The Unique Experience of Architectural Sales – written by Andrew Garner

What is it that makes architectural sales so vital to the products we represent? What is an architect looking for from a product representative? What roll does the manufacturer play in supporting this effort?

The preliminary answer to these questions in a word is information. Our jobs when consulting to the architectural community is to provide accurate, timely information regarding the products we represent. Anything less will keep us from being included on bid day. We all know without that support we fail as a business.

So what does that mean? It means being an industry expert. We not only have to know our own product, but the product supplied by our competitors. Presenting an AIA presentation is one of the best examples of presenting the industry as a whole, without bias, to professionals who rely on us for industry trends, new technology and explanations of product performance. Further, unique to the nature of our business and our vendor relationships, is the complexity of the parts and pieces that are required for a successful installation for their projects. We accommodate this by having a standing offer to help them write their specifications.
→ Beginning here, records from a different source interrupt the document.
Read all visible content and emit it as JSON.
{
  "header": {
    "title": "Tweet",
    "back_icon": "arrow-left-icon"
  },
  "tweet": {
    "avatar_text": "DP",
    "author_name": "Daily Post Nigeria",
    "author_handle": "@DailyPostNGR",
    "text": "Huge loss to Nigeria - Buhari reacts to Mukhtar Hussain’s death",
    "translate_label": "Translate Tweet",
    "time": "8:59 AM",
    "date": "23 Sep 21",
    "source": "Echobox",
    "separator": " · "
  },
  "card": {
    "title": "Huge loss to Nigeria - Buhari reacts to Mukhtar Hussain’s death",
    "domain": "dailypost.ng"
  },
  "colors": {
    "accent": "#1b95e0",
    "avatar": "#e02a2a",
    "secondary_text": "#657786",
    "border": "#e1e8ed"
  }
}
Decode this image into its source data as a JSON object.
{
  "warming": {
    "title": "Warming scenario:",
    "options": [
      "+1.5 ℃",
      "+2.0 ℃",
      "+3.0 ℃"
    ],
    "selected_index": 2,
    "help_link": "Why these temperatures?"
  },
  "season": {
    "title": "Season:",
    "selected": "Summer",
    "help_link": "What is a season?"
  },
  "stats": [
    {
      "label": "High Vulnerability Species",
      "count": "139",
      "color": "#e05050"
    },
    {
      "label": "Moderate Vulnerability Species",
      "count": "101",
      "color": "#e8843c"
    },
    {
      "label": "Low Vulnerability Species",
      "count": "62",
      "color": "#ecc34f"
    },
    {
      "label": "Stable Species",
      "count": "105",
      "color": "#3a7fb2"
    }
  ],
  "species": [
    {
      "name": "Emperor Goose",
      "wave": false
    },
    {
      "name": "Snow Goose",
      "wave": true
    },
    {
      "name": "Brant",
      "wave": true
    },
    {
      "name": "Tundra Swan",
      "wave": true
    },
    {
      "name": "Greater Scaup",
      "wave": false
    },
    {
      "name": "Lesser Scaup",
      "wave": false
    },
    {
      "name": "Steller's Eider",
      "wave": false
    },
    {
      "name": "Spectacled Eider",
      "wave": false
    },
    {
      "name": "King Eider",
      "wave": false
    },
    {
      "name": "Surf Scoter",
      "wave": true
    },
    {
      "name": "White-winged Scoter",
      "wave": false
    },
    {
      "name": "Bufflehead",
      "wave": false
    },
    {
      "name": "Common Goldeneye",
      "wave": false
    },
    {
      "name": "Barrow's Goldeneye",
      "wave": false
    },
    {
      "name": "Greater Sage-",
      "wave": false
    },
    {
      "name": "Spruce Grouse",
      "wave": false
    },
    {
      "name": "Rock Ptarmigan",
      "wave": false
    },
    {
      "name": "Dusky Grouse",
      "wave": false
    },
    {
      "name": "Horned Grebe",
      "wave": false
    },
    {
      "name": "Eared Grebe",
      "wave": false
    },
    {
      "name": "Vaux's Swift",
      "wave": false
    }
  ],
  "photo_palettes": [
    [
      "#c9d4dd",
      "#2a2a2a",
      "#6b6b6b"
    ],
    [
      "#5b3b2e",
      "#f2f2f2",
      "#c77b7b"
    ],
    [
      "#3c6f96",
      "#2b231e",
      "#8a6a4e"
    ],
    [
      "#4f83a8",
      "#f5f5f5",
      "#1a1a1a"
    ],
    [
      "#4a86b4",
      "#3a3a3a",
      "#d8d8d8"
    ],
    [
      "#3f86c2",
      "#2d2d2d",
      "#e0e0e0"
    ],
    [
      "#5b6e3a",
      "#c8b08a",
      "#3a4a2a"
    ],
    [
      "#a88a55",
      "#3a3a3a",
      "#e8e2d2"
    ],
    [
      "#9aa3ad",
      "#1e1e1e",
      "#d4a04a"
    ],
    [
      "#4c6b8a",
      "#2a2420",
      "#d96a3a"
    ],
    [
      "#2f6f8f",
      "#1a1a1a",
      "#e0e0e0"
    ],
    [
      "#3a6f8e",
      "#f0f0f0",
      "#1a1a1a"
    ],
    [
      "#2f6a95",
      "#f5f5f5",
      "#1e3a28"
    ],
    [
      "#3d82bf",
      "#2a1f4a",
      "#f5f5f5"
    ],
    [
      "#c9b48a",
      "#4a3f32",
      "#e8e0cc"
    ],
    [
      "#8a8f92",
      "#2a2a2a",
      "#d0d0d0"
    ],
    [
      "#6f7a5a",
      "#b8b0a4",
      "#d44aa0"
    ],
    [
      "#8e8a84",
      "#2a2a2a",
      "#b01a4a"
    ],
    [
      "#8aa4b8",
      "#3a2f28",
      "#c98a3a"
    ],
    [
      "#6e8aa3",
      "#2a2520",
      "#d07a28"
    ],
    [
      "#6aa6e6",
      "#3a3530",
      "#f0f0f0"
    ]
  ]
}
These professionals are reliant upon us to share our expertise, write a specification that best serves their client even if our own product offering cannot meet all of their needs.

That can be a difficult pill to swallow especially in this competitive world we live in, but better to take a hit than misrepresent ourselves or the industry for immediate gain with something we cannot do or advise against particular performance criteria when it is available in the market elsewhere. This breeds trust, the biggest factor for repeat business opportunities in this segment. Once you have gained trust, you will be regarded as a go-to person. It takes time (well managed) and attention to detail. If you choose to be completely self interested, with no regard for the interest of the architect or their client and trust is lost, you may never regain it.

We have information to share and an understanding of what it takes to get us there. What is the vendor’s roll? The obvious and immediate answer is support, right? Of course, but it is much more complex. Every vendor I have ever had the pleasure of representing has always said, “We are here to support you”! Vendors have multiple levels of a marketplace they must keep their eyes on, competitors, distribution, general contractors, sub-contractors, consultants and yes, architects. They’ve got to be on the ball for all of these, but much of the success is dependent upon being specified or co-specified. It often starts at the architectural office.

Vendors are required to always keep an eye on the whole marketplace. Research and develop new innovative products or perhaps develop or adapt something in reaction to a product not in our offering but offered by a competitor. It’s also service with a quick response and warranty that protects their clients in the event of product failures.

It is this bloggers steadfast belief that architectural sales is a “soft sell” environment, meaning provide them with the resources, i.e. literture, samples, test reports and any other item or pieces that support the case you are making for product acceptance. It will certainly be important for you to do your thing here, point out the features and benefits, but realize that ultimately it will be taken out of your hands. Seasoned architects and specifiers are expert product evaluators and will want to be left to their own methods in order to evaluate on their terms.

Make sure that the literature and test reports you use are completely up to date and from reputable testing agencies. If that’s not the case run to your vendor and make this a requirement. Have samples and the rest of your selling tools cleaned, without blemish and in working order. Since it’s ultimately their call not yours, leave nothing to chance to give yourself the greatest probability for success!

Architectural selling takes planning and patience. Appointments are always necessary and you may have to extend the appointment further out than you would like. That is the nature of the business, never cold call.

Finally, to vendors, dealers and rep agencies make your websites easy to navigate, eliminate any registration requirements, have a place to go on your tool bar that says, “I Am An Architect” and have local representative contact information easy to find and up front. Architectural offices everywhere are going paperless; they don’t want our binders anymore! This is where they get their information, trust me!

Good Selling!